_THE PROBLEM_:
Below are some entries. Copy each line that holds the string "Total".

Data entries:
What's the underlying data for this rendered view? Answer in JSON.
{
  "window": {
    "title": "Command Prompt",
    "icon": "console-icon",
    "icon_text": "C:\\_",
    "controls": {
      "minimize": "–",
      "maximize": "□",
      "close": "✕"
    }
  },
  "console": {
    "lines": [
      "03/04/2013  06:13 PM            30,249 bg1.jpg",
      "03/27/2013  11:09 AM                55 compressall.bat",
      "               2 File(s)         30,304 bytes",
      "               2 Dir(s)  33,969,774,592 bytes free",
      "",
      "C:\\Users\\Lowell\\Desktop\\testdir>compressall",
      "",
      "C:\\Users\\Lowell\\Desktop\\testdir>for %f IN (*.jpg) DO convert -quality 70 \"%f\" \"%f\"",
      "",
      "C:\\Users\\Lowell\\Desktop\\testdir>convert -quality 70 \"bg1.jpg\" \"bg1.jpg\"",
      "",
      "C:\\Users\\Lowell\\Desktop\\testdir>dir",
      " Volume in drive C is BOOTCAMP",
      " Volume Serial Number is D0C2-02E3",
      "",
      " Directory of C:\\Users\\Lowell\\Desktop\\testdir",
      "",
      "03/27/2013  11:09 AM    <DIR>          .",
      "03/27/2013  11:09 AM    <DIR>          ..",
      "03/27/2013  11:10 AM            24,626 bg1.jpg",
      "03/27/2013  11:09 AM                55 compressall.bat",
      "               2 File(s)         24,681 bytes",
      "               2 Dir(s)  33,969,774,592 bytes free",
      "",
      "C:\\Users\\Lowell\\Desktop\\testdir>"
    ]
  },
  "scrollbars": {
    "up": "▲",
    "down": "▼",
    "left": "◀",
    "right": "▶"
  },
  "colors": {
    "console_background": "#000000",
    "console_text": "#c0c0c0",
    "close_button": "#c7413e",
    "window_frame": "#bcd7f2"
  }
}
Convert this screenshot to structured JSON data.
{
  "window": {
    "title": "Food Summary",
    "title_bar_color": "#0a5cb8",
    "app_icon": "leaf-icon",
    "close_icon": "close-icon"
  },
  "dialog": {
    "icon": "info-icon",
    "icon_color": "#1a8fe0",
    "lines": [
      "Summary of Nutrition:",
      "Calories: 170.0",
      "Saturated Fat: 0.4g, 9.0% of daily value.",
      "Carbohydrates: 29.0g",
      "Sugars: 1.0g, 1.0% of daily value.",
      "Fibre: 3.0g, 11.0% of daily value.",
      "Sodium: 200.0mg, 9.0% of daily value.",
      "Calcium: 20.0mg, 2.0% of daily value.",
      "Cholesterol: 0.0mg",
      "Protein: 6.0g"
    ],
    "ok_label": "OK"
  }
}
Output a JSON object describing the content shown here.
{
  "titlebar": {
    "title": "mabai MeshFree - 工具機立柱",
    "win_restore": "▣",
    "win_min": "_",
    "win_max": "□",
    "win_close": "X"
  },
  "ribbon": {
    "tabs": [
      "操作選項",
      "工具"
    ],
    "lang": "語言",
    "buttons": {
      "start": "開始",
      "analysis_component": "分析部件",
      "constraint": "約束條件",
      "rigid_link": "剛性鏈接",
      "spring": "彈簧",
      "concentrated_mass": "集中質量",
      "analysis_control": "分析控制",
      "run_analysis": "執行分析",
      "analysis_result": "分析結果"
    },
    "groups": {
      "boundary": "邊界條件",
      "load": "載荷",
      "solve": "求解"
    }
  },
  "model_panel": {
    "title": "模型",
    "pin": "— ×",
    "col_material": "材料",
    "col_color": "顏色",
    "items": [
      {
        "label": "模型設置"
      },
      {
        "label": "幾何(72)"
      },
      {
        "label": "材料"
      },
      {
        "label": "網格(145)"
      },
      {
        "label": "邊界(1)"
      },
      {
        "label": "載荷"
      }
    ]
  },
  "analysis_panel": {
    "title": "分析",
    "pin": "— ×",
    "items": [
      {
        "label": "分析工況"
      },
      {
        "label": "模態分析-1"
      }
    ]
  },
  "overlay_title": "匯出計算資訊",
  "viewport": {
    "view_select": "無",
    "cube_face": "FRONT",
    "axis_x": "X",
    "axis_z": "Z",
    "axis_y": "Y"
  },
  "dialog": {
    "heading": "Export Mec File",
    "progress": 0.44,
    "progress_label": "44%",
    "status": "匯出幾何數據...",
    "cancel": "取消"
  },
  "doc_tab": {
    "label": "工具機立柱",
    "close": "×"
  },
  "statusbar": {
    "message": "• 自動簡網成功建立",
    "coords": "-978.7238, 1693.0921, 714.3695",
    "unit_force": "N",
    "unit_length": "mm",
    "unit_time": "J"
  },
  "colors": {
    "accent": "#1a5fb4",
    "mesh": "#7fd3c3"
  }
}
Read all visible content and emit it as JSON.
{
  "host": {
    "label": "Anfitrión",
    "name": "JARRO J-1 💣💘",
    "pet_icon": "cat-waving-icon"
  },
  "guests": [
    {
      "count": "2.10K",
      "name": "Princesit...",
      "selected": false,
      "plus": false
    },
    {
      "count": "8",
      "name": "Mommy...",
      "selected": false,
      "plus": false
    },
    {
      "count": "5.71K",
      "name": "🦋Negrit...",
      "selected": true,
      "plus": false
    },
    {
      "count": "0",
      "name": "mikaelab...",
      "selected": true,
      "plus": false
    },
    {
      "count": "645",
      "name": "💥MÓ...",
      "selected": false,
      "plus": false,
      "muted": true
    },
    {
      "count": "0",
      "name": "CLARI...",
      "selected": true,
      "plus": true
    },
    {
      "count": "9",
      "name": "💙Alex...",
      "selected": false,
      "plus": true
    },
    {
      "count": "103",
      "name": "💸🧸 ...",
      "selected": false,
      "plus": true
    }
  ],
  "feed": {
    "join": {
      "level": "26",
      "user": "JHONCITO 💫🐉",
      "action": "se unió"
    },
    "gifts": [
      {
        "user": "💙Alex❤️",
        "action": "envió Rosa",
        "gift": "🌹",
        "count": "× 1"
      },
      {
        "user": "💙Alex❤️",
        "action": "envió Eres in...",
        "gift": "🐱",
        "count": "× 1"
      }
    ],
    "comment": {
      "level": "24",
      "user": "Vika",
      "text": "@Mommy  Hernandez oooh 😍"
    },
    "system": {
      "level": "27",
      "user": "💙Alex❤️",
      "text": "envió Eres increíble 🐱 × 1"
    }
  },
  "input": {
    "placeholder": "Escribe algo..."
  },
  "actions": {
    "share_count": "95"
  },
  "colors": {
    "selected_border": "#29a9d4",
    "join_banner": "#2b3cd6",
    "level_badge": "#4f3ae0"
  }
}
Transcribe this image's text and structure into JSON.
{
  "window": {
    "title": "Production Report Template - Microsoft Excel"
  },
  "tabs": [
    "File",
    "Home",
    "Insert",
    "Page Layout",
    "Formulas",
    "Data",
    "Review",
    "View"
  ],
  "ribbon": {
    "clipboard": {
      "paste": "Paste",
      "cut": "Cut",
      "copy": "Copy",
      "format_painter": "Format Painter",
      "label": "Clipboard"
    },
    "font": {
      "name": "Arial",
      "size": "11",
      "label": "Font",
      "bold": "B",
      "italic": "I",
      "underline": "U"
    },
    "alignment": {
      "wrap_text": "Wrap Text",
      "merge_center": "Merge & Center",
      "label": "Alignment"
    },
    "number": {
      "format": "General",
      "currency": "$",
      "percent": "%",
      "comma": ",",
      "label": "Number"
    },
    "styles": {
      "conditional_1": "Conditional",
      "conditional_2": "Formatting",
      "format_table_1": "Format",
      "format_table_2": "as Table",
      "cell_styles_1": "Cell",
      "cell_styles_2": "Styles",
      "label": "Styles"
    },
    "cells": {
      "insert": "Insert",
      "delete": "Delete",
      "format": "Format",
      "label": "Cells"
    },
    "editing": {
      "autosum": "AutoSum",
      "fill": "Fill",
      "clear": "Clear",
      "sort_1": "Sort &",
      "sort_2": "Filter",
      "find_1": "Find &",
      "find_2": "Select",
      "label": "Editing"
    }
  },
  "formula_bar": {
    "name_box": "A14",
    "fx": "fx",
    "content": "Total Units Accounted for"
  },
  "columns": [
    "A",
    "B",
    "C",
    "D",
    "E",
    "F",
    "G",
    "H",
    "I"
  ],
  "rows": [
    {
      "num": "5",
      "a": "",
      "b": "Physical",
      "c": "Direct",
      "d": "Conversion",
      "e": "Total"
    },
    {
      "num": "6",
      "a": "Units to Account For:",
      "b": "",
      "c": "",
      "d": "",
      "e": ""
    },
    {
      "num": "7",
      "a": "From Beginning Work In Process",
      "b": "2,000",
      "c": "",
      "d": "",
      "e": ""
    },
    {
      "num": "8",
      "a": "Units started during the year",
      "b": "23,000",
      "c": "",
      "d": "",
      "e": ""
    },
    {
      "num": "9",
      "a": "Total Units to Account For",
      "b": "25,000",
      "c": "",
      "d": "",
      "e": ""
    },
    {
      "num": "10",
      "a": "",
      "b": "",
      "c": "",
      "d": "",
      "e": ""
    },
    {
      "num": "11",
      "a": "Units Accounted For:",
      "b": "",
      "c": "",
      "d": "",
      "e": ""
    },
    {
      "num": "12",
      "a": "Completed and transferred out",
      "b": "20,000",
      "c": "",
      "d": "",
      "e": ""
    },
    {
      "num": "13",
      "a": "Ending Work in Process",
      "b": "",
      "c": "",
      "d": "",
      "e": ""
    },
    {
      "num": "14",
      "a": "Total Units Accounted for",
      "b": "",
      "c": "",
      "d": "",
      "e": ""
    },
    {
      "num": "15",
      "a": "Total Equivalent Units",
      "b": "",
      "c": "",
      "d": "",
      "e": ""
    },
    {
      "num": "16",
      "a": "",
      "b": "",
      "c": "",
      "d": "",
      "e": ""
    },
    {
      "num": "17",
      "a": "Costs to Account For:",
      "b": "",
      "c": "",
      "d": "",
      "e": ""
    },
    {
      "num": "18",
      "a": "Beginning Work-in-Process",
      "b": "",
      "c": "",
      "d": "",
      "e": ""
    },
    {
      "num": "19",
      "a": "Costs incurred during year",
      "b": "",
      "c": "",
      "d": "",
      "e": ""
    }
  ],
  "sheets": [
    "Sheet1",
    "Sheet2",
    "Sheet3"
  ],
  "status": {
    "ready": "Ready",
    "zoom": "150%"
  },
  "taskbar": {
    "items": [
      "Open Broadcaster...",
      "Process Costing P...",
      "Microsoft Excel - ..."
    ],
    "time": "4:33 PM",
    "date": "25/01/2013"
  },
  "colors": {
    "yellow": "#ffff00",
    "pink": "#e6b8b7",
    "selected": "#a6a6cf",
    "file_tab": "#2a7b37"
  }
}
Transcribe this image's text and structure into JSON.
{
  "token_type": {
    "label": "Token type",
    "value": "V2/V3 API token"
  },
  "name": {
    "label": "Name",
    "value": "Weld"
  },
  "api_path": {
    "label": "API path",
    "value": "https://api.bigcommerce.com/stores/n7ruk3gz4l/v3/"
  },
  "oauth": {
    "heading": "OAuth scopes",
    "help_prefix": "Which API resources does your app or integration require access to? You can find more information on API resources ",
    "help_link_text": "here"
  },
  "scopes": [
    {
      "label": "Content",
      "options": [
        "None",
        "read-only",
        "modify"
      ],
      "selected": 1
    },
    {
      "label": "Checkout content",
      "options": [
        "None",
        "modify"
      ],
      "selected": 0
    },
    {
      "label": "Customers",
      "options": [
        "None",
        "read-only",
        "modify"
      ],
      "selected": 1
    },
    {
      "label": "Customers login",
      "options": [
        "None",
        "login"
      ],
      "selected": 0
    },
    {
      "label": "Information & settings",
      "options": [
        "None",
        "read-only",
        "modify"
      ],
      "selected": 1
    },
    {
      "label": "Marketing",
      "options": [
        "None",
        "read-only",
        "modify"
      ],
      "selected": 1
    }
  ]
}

_TASK SOLUTION_:
    "content": "Total Units Accounted for"
      "e": "Total"
      "a": "Total Units to Account For",
      "a": "Total Units Accounted for",
      "a": "Total Equivalent Units",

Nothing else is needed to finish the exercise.